As we enter December, days are the shortest, and nights are the longest, and yet, it is the season of light. This is true not only for my own faith: Christianity, but for so many other religions. Hanukkah, Kwanzaa, Diwali, and other sacred holidays celebrate the victory of light over darkness, igniting flames to represent this holy concept. As we drive around this time of year and exclaim over the lights, it is easy to just treat them as a something akin to entertainment: little colorful thrills lighting up the dark world. And that is perfectly fine, of course. My family enjoys piling into the car with mugs of hot chocolate, cranking up a Christmas station, and seeing the twinkly sights. But, sometimes, in a contemplative moment, I like to think about what all these lights competing against the swirling darkness communicate at a deeper level. As a people, we delight in light. We need it and crave it. We are cheered by it. We respond to it viscerally, even if we never process the "why" on a cerebral level. Why do we love lights so?
Those who know me know the high premium I place upon light in my life and the quality of that light. I chose a south-facing house in order to ensure we would be bathed in a steady stream of natural light for as many hours a day as possible. During the sun-starved months, I sit each morning under a sun lamp while I read, journal, and pray. Without ample exposure to light, I wilt. I begin to feel as though I'm dwelling within a dank cave, and hope and inspiration begin to flicker out. Maybe some readers know what I mean. We are not meant to abide in darkness.

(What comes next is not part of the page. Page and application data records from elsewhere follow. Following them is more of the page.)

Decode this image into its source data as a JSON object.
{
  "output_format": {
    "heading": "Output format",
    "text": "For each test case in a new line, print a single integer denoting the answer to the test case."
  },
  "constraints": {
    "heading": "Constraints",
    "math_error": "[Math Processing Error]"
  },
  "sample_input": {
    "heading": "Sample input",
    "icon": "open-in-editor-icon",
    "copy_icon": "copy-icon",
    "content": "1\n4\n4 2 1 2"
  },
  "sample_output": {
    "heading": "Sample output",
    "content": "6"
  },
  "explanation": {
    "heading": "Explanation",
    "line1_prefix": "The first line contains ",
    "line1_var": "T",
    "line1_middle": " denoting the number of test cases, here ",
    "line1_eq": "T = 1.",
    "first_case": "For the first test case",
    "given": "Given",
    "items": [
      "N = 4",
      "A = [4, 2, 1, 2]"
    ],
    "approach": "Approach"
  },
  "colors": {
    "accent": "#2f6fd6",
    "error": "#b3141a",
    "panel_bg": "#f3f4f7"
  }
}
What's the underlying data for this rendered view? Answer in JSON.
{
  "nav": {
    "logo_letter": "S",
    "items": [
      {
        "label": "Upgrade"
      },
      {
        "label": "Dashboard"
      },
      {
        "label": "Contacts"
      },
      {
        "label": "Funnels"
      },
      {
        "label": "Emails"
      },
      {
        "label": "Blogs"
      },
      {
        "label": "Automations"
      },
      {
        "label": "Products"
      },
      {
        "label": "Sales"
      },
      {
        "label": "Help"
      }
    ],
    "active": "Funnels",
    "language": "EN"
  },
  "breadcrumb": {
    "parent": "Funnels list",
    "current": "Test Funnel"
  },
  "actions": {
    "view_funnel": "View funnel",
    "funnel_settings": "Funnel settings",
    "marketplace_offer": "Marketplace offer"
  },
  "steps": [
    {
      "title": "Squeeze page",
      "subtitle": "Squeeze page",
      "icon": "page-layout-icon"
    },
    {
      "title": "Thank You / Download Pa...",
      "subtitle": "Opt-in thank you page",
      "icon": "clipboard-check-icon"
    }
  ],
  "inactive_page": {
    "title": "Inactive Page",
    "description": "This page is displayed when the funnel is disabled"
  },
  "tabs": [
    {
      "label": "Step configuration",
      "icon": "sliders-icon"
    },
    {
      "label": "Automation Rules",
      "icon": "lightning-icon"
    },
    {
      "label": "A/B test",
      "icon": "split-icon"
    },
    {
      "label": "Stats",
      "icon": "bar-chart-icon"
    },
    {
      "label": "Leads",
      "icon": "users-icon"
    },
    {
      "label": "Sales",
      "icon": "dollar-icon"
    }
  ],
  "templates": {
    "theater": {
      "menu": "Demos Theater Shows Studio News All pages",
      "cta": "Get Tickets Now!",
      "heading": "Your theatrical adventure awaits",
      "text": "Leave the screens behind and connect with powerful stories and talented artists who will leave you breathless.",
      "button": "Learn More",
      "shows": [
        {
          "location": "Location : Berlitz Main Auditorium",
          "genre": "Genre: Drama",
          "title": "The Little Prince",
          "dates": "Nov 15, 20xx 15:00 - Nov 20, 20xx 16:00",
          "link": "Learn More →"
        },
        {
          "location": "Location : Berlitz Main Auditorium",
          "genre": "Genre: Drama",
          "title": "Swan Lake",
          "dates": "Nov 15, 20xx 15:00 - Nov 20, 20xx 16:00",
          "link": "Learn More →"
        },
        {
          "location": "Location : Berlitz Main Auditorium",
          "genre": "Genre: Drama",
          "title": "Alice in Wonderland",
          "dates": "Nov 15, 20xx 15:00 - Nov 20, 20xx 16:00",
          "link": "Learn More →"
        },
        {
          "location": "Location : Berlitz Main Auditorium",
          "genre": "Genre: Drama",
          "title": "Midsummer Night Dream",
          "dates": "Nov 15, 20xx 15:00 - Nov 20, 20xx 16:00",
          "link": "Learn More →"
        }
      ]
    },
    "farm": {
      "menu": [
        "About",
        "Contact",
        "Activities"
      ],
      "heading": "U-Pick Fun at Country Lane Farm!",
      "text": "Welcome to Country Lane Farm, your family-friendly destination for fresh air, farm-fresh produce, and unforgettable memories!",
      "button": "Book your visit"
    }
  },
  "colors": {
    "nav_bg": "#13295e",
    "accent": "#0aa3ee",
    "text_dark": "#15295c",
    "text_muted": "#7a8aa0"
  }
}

Within my own faith tradition, the season of advent now begins. There are two metaphors for Christ that speak to me perhaps more than any others and have for as long as I can remember: that he is the Word. And that he is the Light. The Light of the World. The concept that he is the "Word made flesh" naturally arrests my imagination because, well, words. I love them. That Christ is The Word with skin is a thought that transfixes me: a holy amalgamation of sacred text (the most sacred) and sensual, physical reality. Not only The Word, but The Living Word. I am especially compelled by the first five verses of the book of John because they say this:
1. In the beginning was the Word, and the Word was with God, and the Word was God.
2. He was in the beginning with God.
3. All things were made through Him, and without Him, nothing was made that was made.
4. In Him was life, and the life was the light of men.
5. And the light shines in the darkness, and the darkness did not comprehend it.
The conflation of Christ as God -- and of Christ as both Word and Light is just so beautiful, so exquisitely complex. It feels as though we could unpack it for a lifetime and still never quite take its measure. It is poetry.
And so I bring you one of my favorite paintings, as we enter through advent's door. Entitled "The Light of the World," by William Holman Hunt and painted in 1853, it hangs in the side chapel of Keble College, Oxford. A friend and I had the pleasure of seeing it in person while in our early twenties, and its loveliness made an impact that has stayed with me since. The illumination in the painting flows predominantly from Christ's halo and lantern. Notice that the door is covered over with vines and brambles. Notice also that is has no handle. As the writing beneath the painting conveys, this image represents Revelations, Chapter 3, verse 20: "Behold I stand at the door and knock. If any man hear my voice and open the door I will come in to him and will sup with him and he with me." There is no handle because Christ waits for the world to open the door. He does not usurp free will and force himself upon the world. A sublime visual representation of a spiritual principle.
Whether you follow Judaism, Hinduism, Buddhism, Christianity, consider yourself an agnostic, atheist, or follow another faith, I hope you will take time this season to enjoy the lights around you: for their immediate pleasure upon the spirit and eye -- and for greater reflection upon the significance of our need for, and exultation over, light.
As you inevitably hear holiday songs and carols this season, notice the prevalence of light and light sources in these songs: be they stars, or the light of holiness or God's glory, candles, or the light of love. We are designed to want to see light triumph against darkness. We are preconditioned to seek out radiance and are designed to admit radiance ourselves.
And as we hustle around and come up against harried shoppers and various forms of world-weary, hassled travelers through this shared earth, let's remember the incandescent words of Martin Luther King Jr.: "Darkness cannot drive out darkness; only light can do that. Hate cannot drive out hate; only love can do that." Let this season of light be a season of love.